From the Saxons to Mary Berry: A Visual History of the English Cookbook
Across a thousand years of manuscripts and over five hundred years of publishing, English recipe books have reflected the eating habits of Kings and courtiers, the merchant classes, inn-keepers and restaurant owners, as well as home cooks and even the paupers who visited the soup kitchens of Victorian London. Cookbooks are full of extraordinary food but also extraordinary illustrations from medieval illuminated manuscripts, via the engravings of the eighteenth century and the colour lithographs of Mrs. Beeton, to the high-end life-style images of the modern TV cook. This lecture tells the story of the development of the cookbook and along the way will tempt you, or indeed disgust you, with a few choice recipes.

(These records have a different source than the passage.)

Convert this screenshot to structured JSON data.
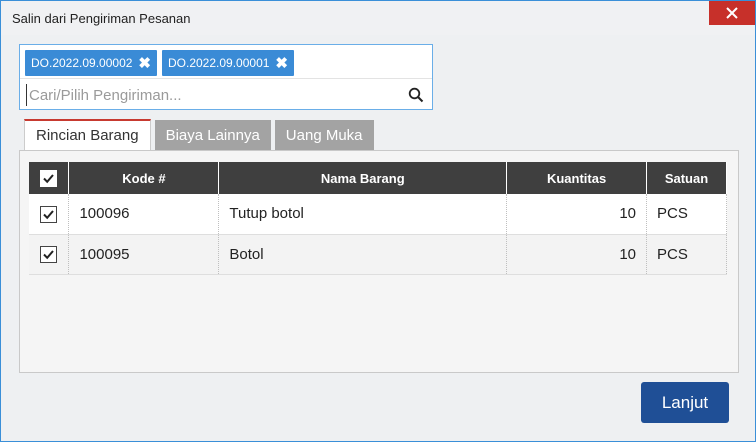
{
  "window": {
    "title": "Salin dari Pengiriman Pesanan"
  },
  "selector": {
    "tags": [
      "DO.2022.09.00002",
      "DO.2022.09.00001"
    ],
    "placeholder": "Cari/Pilih Pengiriman..."
  },
  "tabs": [
    {
      "label": "Rincian Barang",
      "active": true
    },
    {
      "label": "Biaya Lainnya",
      "active": false
    },
    {
      "label": "Uang Muka",
      "active": false
    }
  ],
  "table": {
    "headers": [
      "Kode #",
      "Nama Barang",
      "Kuantitas",
      "Satuan"
    ],
    "rows": [
      {
        "checked": true,
        "kode": "100096",
        "nama": "Tutup botol",
        "kuantitas": "10",
        "satuan": "PCS"
      },
      {
        "checked": true,
        "kode": "100095",
        "nama": "Botol",
        "kuantitas": "10",
        "satuan": "PCS"
      }
    ]
  },
  "footer": {
    "next_label": "Lanjut"
  },
  "colors": {
    "accent": "#3a8bd6",
    "primary_button": "#1f4f96",
    "close": "#c7302a",
    "header": "#3f3f3f"
  }
}
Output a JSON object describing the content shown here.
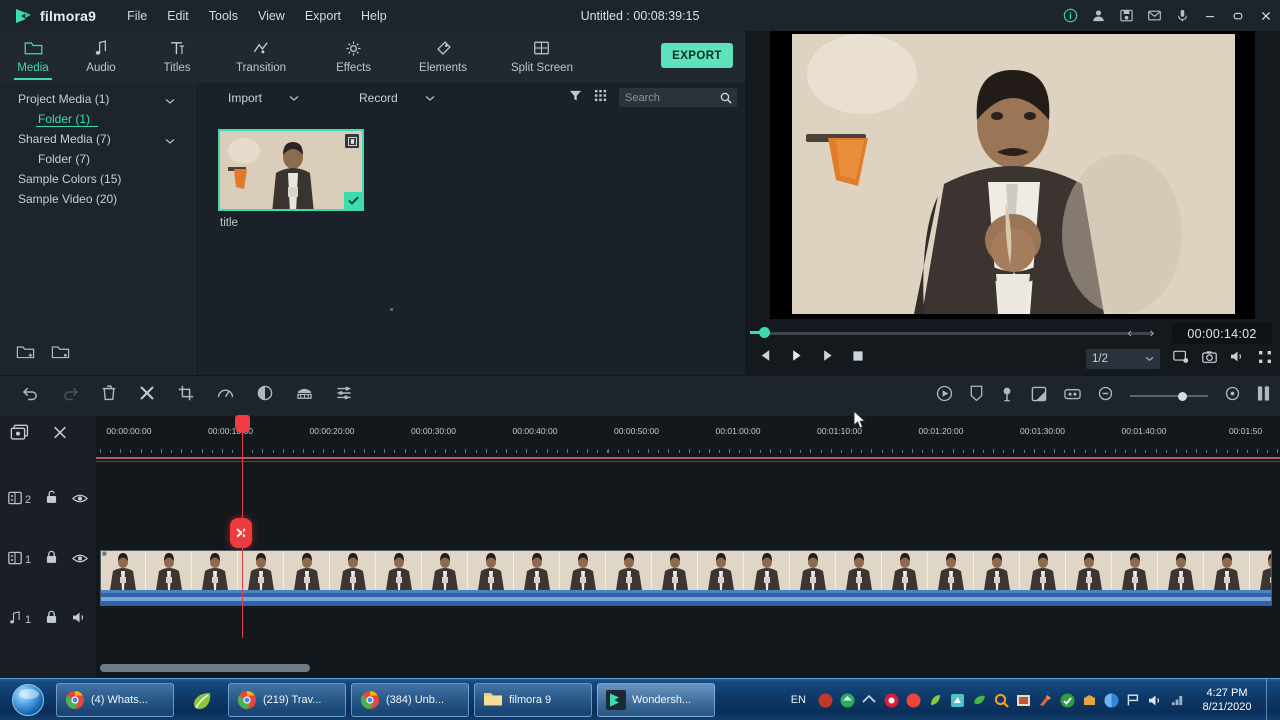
{
  "app": {
    "brand": "filmora9",
    "project_title": "Untitled : 00:08:39:15"
  },
  "menubar": {
    "items": [
      "File",
      "Edit",
      "Tools",
      "View",
      "Export",
      "Help"
    ],
    "window_icons": [
      "info-icon",
      "account-icon",
      "save-icon",
      "feedback-icon",
      "mic-icon"
    ],
    "controls": {
      "minimize": "–",
      "maximize": "▭",
      "close": "✕"
    }
  },
  "tabs": [
    {
      "label": "Media",
      "icon": "folder-icon",
      "active": true
    },
    {
      "label": "Audio",
      "icon": "music-note-icon",
      "active": false
    },
    {
      "label": "Titles",
      "icon": "text-icon",
      "active": false
    },
    {
      "label": "Transition",
      "icon": "transition-icon",
      "active": false
    },
    {
      "label": "Effects",
      "icon": "effects-icon",
      "active": false
    },
    {
      "label": "Elements",
      "icon": "elements-icon",
      "active": false
    },
    {
      "label": "Split Screen",
      "icon": "split-screen-icon",
      "active": false
    }
  ],
  "export_button": "EXPORT",
  "sidebar": {
    "items": [
      {
        "label": "Project Media (1)",
        "level": 0,
        "chevron": true,
        "selected": false
      },
      {
        "label": "Folder (1)",
        "level": 1,
        "chevron": false,
        "selected": true
      },
      {
        "label": "Shared Media (7)",
        "level": 0,
        "chevron": true,
        "selected": false
      },
      {
        "label": "Folder (7)",
        "level": 1,
        "chevron": false,
        "selected": false
      },
      {
        "label": "Sample Colors (15)",
        "level": 0,
        "chevron": false,
        "selected": false
      },
      {
        "label": "Sample Video (20)",
        "level": 0,
        "chevron": false,
        "selected": false
      }
    ],
    "bottom_icons": [
      "new-folder-icon",
      "folder-settings-icon"
    ]
  },
  "media_toolbar": {
    "import_label": "Import",
    "record_label": "Record",
    "filter_icon": "filter-icon",
    "grid_icon": "grid-view-icon",
    "search_placeholder": "Search",
    "search_value": ""
  },
  "media_items": [
    {
      "name": "title",
      "badge": "timeline-badge",
      "selected": true,
      "check": "✔"
    }
  ],
  "preview": {
    "timecode": "00:00:14:02",
    "in_brace": "‹",
    "out_brace": "›",
    "ratio": "1/2",
    "controls": [
      "prev-frame-button",
      "play-button",
      "next-frame-button",
      "stop-button"
    ],
    "right_icons": [
      "snapshot-to-media-icon",
      "camera-icon",
      "volume-icon",
      "fullscreen-icon"
    ]
  },
  "timeline_toolbar": {
    "left_icons": [
      "undo-icon",
      "redo-icon",
      "delete-icon",
      "split-icon",
      "crop-icon",
      "speed-icon",
      "color-icon",
      "green-screen-icon",
      "audio-mixer-icon"
    ],
    "right_icons": [
      "render-preview-icon",
      "marker-icon",
      "voiceover-icon",
      "freeze-frame-icon",
      "keyframe-icon",
      "zoom-out-icon"
    ],
    "zoom_in_icon": "zoom-in-icon",
    "end_icon": "fit-timeline-icon"
  },
  "timeline": {
    "head_icons": [
      "add-track-icon",
      "unlink-audio-icon"
    ],
    "tracks": [
      {
        "id": "video-2",
        "type": "video",
        "number": "2",
        "lock": "unlocked-icon",
        "visibility": "eye-icon"
      },
      {
        "id": "video-1",
        "type": "video",
        "number": "1",
        "lock": "locked-icon",
        "visibility": "eye-icon"
      },
      {
        "id": "audio-1",
        "type": "audio",
        "number": "1",
        "lock": "locked-icon",
        "visibility": "speaker-icon"
      }
    ],
    "ruler_labels": [
      "00:00:00:00",
      "00:00:10:00",
      "00:00:20:00",
      "00:00:30:00",
      "00:00:40:00",
      "00:00:50:00",
      "00:01:00:00",
      "00:01:10:00",
      "00:01:20:00",
      "00:01:30:00",
      "00:01:40:00",
      "00:01:50"
    ],
    "playhead_position": "00:00:10:00",
    "marker_label": "✕"
  },
  "taskbar": {
    "start": "start-orb",
    "tasks": [
      {
        "label": "(4) Whats...",
        "icon": "chrome-icon",
        "active": false,
        "narrow": false
      },
      {
        "label": "",
        "icon": "leaf-icon",
        "active": false,
        "narrow": true
      },
      {
        "label": "(219) Trav...",
        "icon": "chrome-icon",
        "active": false,
        "narrow": false
      },
      {
        "label": "(384) Unb...",
        "icon": "chrome-icon",
        "active": false,
        "narrow": false
      },
      {
        "label": "filmora 9",
        "icon": "folder-icon",
        "active": false,
        "narrow": false
      },
      {
        "label": "Wondersh...",
        "icon": "filmora-icon",
        "active": true,
        "narrow": false
      }
    ],
    "language": "EN",
    "clock_time": "4:27 PM",
    "clock_date": "8/21/2020"
  },
  "colors": {
    "accent": "#3ddbb0",
    "export": "#5fe3bd",
    "playhead": "#e0404a",
    "panel_bg": "#1e242b",
    "timeline_bg": "#13181d",
    "clip_audio": "#2e63a8"
  }
}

Peter has a History of Art degree, an MA in London history, a PhD in the cultural history of an English Criminal, and qualifications in the teaching of adults. Currently Principal Librarian at Guildhall Library, he has for 20 years lectured on a broad range of topics including the history of English books, portraiture, and London history. Peter has appeared on TV and radio as a consultant on the 18th century criminal Jack Sheppard and on the history of English food. His most recent publication, The Curious Cookbook, was published by the British Library.